* Article titles in AMA citation format should be in sentence-case

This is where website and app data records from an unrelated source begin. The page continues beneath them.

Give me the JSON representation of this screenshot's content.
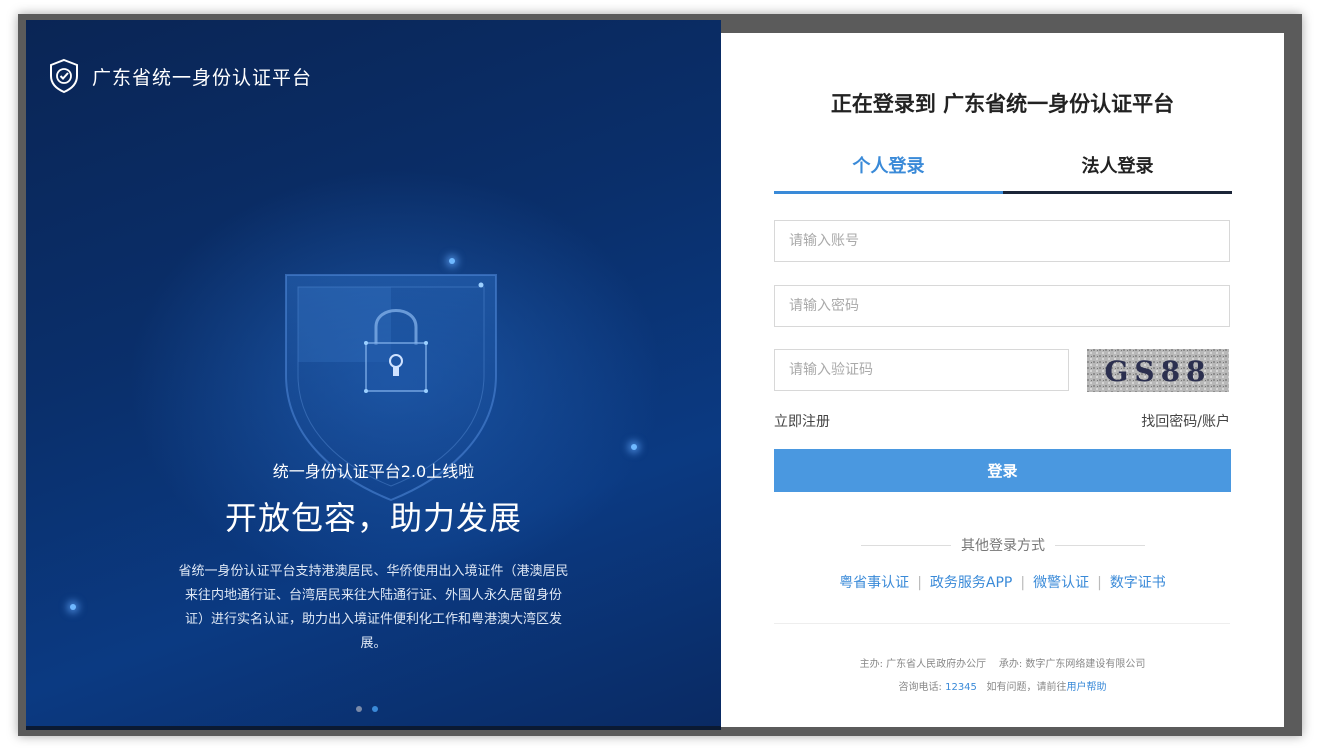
{
  "brand": {
    "name": "广东省统一身份认证平台",
    "icon": "shield-check-icon"
  },
  "promo": {
    "subtitle": "统一身份认证平台2.0上线啦",
    "headline": "开放包容，助力发展",
    "description": "省统一身份认证平台支持港澳居民、华侨使用出入境证件（港澳居民来往内地通行证、台湾居民来往大陆通行证、外国人永久居留身份证）进行实名认证，助力出入境证件便利化工作和粤港澳大湾区发展。",
    "carousel_pages": 2,
    "carousel_active": 2
  },
  "login": {
    "title": "正在登录到 广东省统一身份认证平台",
    "tabs": [
      {
        "label": "个人登录",
        "active": true
      },
      {
        "label": "法人登录",
        "active": false
      }
    ],
    "account_placeholder": "请输入账号",
    "password_placeholder": "请输入密码",
    "captcha_placeholder": "请输入验证码",
    "captcha_text": "GS88",
    "register_link": "立即注册",
    "recover_link": "找回密码/账户",
    "submit_label": "登录",
    "other_title": "其他登录方式",
    "methods": [
      "粤省事认证",
      "政务服务APP",
      "微警认证",
      "数字证书"
    ]
  },
  "footer": {
    "sponsor_label": "主办:",
    "sponsor": "广东省人民政府办公厅",
    "operator_label": "承办:",
    "operator": "数字广东网络建设有限公司",
    "phone_label": "咨询电话:",
    "phone": "12345",
    "help_text": "如有问题，请前往",
    "help_link": "用户帮助"
  },
  "colors": {
    "accent": "#4a98e0",
    "dark_bg": "#0a2f6b"
  }
}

TY - JOUR T1 - Are we facing a crashing wave of neuropsychiatric sequelae of COVID-19? Neuropsychiatric symptoms and potential immunologic mechanisms. AU - Troyer,Emily A, AU - Kohn,Jordan N, AU - Hong,Suzi, Y1 - 2020/04/13/ PY - 2020/04/07/received PY - 2020/04/09/revised PY - 2020/04/10/accepted PY - 2020/4/17/pubmed PY - 2020/7/3/medline PY - 2020/4/17/entrez KW - COVID-19 KW - Coronavirus pandemic KW - Post-viral neuropsychiatric sequelae KW - Public mental health SP - 34 EP - 39 JF - Brain, behavior, and immunity JO - Brain Behav Immun VL - 87 N2 - The coronavirus disease 19 (COVID-19) pandemic is a significant psychological stressor in addition to its tremendous impact on every facet of individuals' lives and organizations in virtually all social and economic sectors worldwide. Fear of illness and uncertainty about the future precipitate anxiety- and stress-related disorders, and several groups have rightfully called for the creation and dissemination of robust mental health screening and treatment programs for the general public and front-line healthcare workers. However, in addition to pandemic-associated psychological distress, the direct effects of the virus itself (several acute respiratory syndrome coronavirus; SARS-CoV-2), and the subsequent host immunologic response, on the human central nervous system (CNS) and related outcomes are unknown. We discuss currently available evidence of COVID-19 related neuropsychiatric sequelae while drawing parallels to past viral pandemic-related outcomes. Past pandemics have demonstrated that diverse types of neuropsychiatric symptoms, such as encephalopathy, mood changes, psychosis, neuromuscular dysfunction, or demyelinating processes, may accompany acute viral infection, or may follow infection by weeks, months, or longer in recovered patients. The potential mechanisms are also discussed, including viral and immunological underpinnings. Therefore, prospective neuropsychiatric monitoring of individuals exposed to SARS-CoV-2 at various points in the life course, as well as their neuroimmune status, are needed to fully understand the long-term impact of COVID-19, and to establish a framework for integrating psychoneuroimmunology into epidemiologic studies of pandemics. SN - 1090-2139 UR - https://www.unboundmedicine.com/medline/citation/32298803/full_citation L2 - https://linkinghub.elsevier.com/retrieve/pii/S0889-1591(20)30489-X DB - PRIME DP - Unbound Medicine ER -